Barclays has been given more time to meet the Bank of England's demands to bolster its buffers in case of future financial shocks. Martin Wolf, member of the Banking Commission, and Alpesh Patel, a trading and investment expert, discuss the action that the bank needs to take.
A large-scale survey suggests nurses are having to ration the care they offer, because of time pressures Jane Ball, deputy director at National Nursing Research Unit at King's College London outlines the findings of the survey.
John Le Carre has been speaking to Radio 3's Proms programme about his views on the Edward Snowden case.
The European Union's foreign policy chief, Catherine Ashton has met the deposed Egyptian president, Mohammed Morsi. The BBC's correspondent, Jim Muir, reports from Cairo.

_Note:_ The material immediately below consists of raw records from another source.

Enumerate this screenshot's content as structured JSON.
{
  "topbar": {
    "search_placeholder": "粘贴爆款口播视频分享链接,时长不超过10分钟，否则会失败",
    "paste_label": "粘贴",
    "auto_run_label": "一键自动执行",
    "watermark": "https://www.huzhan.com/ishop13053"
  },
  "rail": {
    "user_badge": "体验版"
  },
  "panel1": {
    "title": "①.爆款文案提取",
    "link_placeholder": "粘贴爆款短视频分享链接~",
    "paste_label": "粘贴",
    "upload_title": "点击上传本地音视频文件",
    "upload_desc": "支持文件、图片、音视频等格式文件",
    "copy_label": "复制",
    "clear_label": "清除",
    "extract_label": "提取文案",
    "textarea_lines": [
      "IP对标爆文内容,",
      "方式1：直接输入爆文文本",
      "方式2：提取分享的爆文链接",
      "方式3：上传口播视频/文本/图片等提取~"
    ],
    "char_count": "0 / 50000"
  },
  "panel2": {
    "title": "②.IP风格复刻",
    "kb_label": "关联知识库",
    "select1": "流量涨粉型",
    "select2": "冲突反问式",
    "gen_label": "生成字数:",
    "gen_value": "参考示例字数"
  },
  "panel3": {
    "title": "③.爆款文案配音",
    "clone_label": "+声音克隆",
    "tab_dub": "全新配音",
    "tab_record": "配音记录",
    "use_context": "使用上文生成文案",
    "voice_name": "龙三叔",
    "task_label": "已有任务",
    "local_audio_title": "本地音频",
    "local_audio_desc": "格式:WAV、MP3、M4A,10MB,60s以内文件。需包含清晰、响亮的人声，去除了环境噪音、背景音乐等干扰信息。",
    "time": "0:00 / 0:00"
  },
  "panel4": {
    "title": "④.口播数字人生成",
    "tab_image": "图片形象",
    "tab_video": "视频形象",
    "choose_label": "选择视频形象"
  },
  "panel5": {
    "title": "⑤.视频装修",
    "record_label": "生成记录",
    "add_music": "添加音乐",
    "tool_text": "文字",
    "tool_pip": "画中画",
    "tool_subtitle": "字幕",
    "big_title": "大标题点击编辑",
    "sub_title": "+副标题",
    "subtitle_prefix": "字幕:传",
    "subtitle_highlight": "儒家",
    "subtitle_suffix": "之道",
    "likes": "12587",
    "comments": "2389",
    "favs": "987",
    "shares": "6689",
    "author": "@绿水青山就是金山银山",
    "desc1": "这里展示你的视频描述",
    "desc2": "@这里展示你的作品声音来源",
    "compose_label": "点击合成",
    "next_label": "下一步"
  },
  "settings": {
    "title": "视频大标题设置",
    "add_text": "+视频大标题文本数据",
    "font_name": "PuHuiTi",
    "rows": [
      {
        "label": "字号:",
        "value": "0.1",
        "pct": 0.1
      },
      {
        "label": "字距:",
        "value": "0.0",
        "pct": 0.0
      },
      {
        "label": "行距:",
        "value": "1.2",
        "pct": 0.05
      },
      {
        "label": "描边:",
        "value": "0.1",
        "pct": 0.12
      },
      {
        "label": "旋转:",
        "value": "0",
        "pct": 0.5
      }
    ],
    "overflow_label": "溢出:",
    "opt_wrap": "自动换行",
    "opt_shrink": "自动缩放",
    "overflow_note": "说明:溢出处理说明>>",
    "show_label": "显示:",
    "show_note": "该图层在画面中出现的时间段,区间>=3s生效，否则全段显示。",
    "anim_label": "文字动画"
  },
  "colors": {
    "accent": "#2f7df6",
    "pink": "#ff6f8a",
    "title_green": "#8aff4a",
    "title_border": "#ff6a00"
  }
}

100 seats in 100 days
Tuesday 30 July
The Taliban have attacked a prison in Pakistan, freeing hundreds of inmates - including some hard-core militants. MPs say complacency by government ministers has left the UK vulnerable to internet crime. And why are (most) humans monogamous?
0855The remains of two large 6,000-year-old halls, each buried within a prehistoric burial mound, have been discovered by archaeologists from the University of Manchester and Herefordshire Council. Julian Thomas, professor of archaeology from the university, explains that this is first of these halls found beneath a funerary monument.
0851The Today programme's correspondent, Mike Thomson looks at whether lessons might be learned from the successful fight against Somali pirates.
0848Business news with Simon Jack.
The Home Office last year identified nearly 100 suspected war criminals who had asked for UK citizenship, figures released to the BBC suggest. James Smith, chief executive of Aegis Trust, and Chris Cole, chair of the Law Society's Immigration Law Committee, discuss whether the government should be doing more to deal with these people.